HPV strains are all over the place, but there are some steps you can take to prevent getting warts, Dr. Anna Chacon, M.D., a Florida-based board-certified dermatologist. Keeping in mind that the viruses can spread via skin-to-skin contact or through contact with things that have been touched by others, you shouldn’t share personal items that touch the skin directly, like towels, washcloths, nail clippers, and pumice stones, Chacon says. Wearing flip-flops at pools and in locker rooms can also help you steer clear of plantar warts, she says.
Also, because HPV can enter through cuts in the skin, it’s best to break habits like nail biting or picking at your cuticles, Chacon says.
If you already have a wart, be careful when shaving because running your razor over it can then spread the virus to other parts of your skin, according to the Cleveland Clinic. You’ll also want to keep warts dry (especially on the feet!) because moisture also allows them to spread more easily, Chacon adds.
Natural Ways to Clear Up Warts
First, some good news: Warts will often go away on their own, Mohta says. (Thanks, immune system!) Studies involving school-aged children and teenagers showed that 50 percent of them no longer had any of the pesky bumps after one year. After two years, that percentage increased to 70 percent. However, research on the natural course of warts in adults is thin.
If you’re looking to get rid of a wart, there are a few natural, at-home remedies to try. A word of caution, though: If you have warts on your face, leave it to a medical professional to clear those up.
1. Tea Tree Oil
Tea tree oil is a natural antiseptic and has antiviral properties, explains Mohta, which means it could potentially help your body clear up warts. To use tea tree oil, mix a few drops with a carrier oil such as coconut oil or jojoba oil, she suggests. Apply the mixture to the wart and cover with a bandage. Repeat this process several times a day until the wart disappears. While there is no research evidence that shows tea tree oil can clear up warts, studies have shown it to be helpful with other viruses.
2. Duct tape
For a true McGuyver move, try using duct tape to get rid of a wart. “Duct tape occludes the wart, which means it cuts off the oxygen supply, which then kills the virus,” Mohta says. Get this: One study found that duct tape was more effective than cryotherapy, a.k.a. freezing, for getting rid of warts.
To use duct tape, cut a piece of tape that is slightly larger than the wart. Apply the tape to the wart and leave it on for six days. If the tape falls off, you can reapply a fresh piece of tape over the site. After six days, remove the tape and soak the area in warm water. Gently rub the wart with a pumice stone or file to remove any dead skin.
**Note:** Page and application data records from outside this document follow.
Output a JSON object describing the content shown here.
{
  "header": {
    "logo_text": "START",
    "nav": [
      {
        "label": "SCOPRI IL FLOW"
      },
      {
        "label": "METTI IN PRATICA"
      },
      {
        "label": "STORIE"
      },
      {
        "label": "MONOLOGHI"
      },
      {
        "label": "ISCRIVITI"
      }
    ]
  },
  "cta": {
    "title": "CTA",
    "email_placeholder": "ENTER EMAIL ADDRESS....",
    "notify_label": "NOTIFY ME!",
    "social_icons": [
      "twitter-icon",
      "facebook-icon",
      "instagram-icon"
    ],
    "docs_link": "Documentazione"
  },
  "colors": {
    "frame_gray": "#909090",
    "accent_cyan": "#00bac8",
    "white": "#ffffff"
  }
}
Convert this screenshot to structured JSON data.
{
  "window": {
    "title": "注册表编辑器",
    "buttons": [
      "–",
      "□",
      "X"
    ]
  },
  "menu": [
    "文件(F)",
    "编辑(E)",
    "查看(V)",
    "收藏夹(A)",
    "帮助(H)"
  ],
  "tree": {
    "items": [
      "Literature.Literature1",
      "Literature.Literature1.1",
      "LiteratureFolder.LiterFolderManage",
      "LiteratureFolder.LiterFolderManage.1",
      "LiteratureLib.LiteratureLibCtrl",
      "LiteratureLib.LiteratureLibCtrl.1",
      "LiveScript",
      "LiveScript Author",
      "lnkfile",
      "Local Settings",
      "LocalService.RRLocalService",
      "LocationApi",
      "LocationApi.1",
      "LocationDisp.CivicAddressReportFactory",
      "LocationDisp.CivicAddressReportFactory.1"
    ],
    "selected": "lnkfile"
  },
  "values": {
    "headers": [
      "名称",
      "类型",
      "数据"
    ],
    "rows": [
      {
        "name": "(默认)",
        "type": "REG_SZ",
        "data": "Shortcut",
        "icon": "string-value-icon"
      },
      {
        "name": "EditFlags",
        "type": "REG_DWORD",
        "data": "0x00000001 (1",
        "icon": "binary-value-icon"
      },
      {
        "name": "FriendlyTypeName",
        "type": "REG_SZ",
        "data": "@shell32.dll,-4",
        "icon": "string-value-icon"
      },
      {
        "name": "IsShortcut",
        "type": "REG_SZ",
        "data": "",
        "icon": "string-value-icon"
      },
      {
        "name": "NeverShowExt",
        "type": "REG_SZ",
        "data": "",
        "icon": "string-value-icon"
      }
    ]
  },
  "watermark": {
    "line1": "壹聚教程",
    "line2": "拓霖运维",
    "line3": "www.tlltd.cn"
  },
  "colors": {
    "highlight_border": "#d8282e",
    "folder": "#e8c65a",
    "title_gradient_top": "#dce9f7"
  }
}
Repeat this process until the wart is gone. According to Mohta, this method usually takes 1.5 to two months to clear warts.
Garlic is a popular home remedy for a number of health issues, and studies have demonstrated that it has antifungal and antibacterial properties. One small study showed garlic extract helped clear common warts within a month.
To put garlic to the test, you can simply try rubbing a clove on the wart, Chacon says. Or, crush up a garlic clove, mix it with water, apply it to the wart, and cover it up with a bandage. Repeat the process a few times per day.
When You Should See a Doctor
While you can self-treat warts, it’s important to note that it is possible to mistake another kind of skin growth (potentially including skin cancer) for a wart, according to the AAD.
As such, the AAD recommends seeing a dermatologist in the following circumstances:
- You suspect a growth is not a wart
- The wart is on your face or genitals
- You’ve developed several warts
- The wart hurts, itches, burns, or bleeds
- You have a weakened immune system
- You have diabetes (removing any wart on your foot when you have diabetes could cut or burn your skin and cause lasting damage to the nerves in your feet)
Dermatologists may recommend a host of treatments that range from cryotherapy (in which liquid nitrogen is applied to the wart), immunotherapy, or, in extreme cases, laser therapy.